Jackie Kennedy celebrates transition from bride to ‘matron’ in Fr Leonard letters

A year after her marriage, she began to write to Fr Leonard in Ireland


Among the dozens of handwritten letters in the archive of Fr Joseph Leonard, one of the most interesting was written shortly after Jackie Kennedy and John F Kennedy celebrated their first wedding anniversary. They were married on September 12th, 1953, in St Mary’s Church, Newport, Rhode Island, in a Mass celebrated by archbishop of Boston Richard Cushing.

The couple moved into their first home, a house JFK had bought called Hickory Hill, in Mc Lean, Virginia, close to the home of Jackie’s mother and stepfather.

Imposing bearing
Just one year later, she wrote a light-hearted, happy letter to Fr Leonard and announced: “I am now a matron – you are only a bride a year and we just had our 1st anniversary Sept 12.

“I have iron gray hair and a very imposing bearing.” Jackie illustrated the letter with a sketch of herself holding a lorgnette.

She told Fr Leonard she and JFK had hoped to celebrate their first summer as a married couple visiting Europe together and “going to drive through Ireland” because “Jack wants to go to County Cork & see if he has any relatives there! That is where his family came from.” (Of course, as Ireland and the world discovered in 1963, during his visit to Ireland, JFK’s principal roots were in Co Wexford. )

However, the plan was abandoned because “Congress lasted so long” and Jack “hurt his back and was on crutches”.

She explained: “He’s going to have it operated on this month, as ever since he hurt it in the war it is always going out of joint & putting him on crutches.”

Despite the disappointment, Jackie told Fr Leonard: “After a year, I love being married much more than I did even in the beginning.”

Washington life
In 1955 the couple moved to Washington DC and acquired a townhouse on N Street in Georgetown. Jackie had to get yet another supply of notepaper embossed with the latest address. In a fascinating letter from the house to Fr Leonard in 1956, she wrote about how dull life was in Washington: “I wish some crazy poet would become President as it would make Washington so much more interesting.”

The Republican Dwight D Eisenhower, aged 66 and a former commander of US troops in Europe during the second World War, was in the White House serving a second term as president.
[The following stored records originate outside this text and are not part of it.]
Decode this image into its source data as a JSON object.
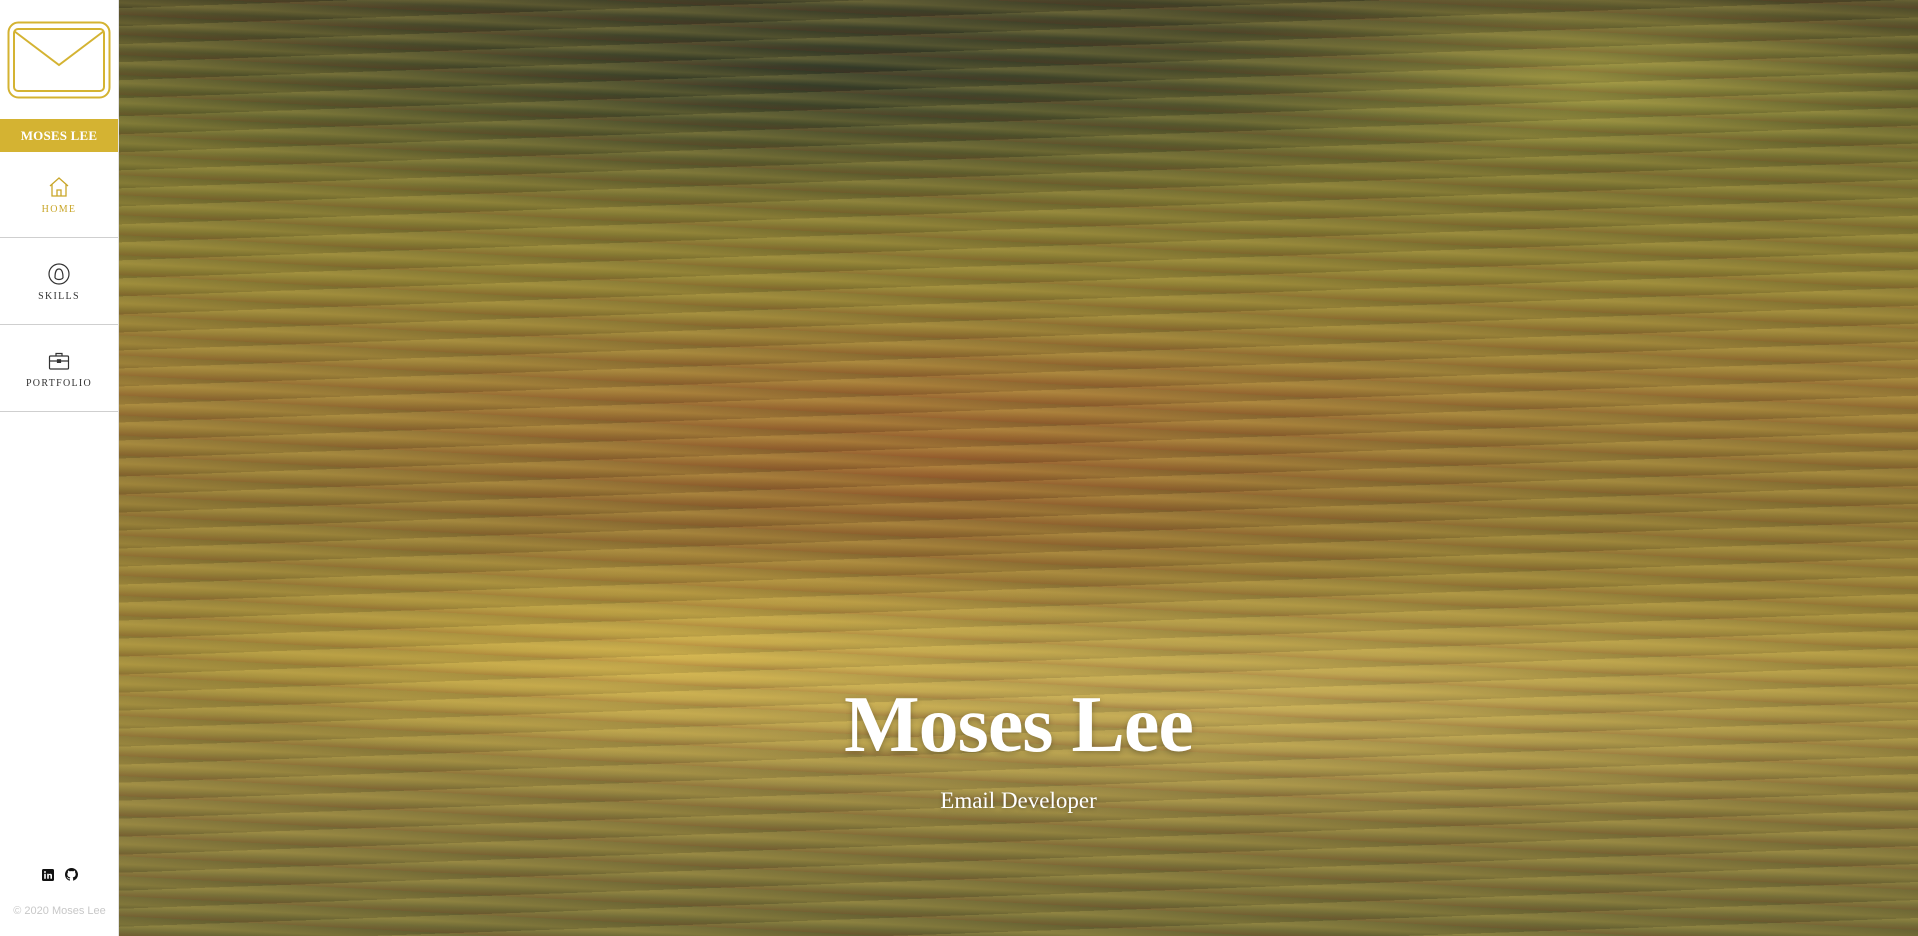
{
  "colors": {
    "accent": "#d4b332",
    "nav_text": "#333333",
    "active_nav": "#c9a628",
    "copyright": "#c8c8c8"
  },
  "sidebar": {
    "logo_icon": "envelope-icon",
    "name": "MOSES LEE",
    "items": [
      {
        "label": "HOME",
        "icon": "home-icon",
        "active": true
      },
      {
        "label": "SKILLS",
        "icon": "head-icon",
        "active": false
      },
      {
        "label": "PORTFOLIO",
        "icon": "briefcase-icon",
        "active": false
      }
    ],
    "social": [
      {
        "icon": "linkedin-icon"
      },
      {
        "icon": "github-icon"
      }
    ],
    "copyright": "© 2020 Moses Lee"
  },
  "hero": {
    "title": "Moses Lee",
    "subtitle": "Email Developer"
  }
}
Four years later JFK became the first Catholic president of the United States at 43 by defeating the Republican candidate
Richard Nixon.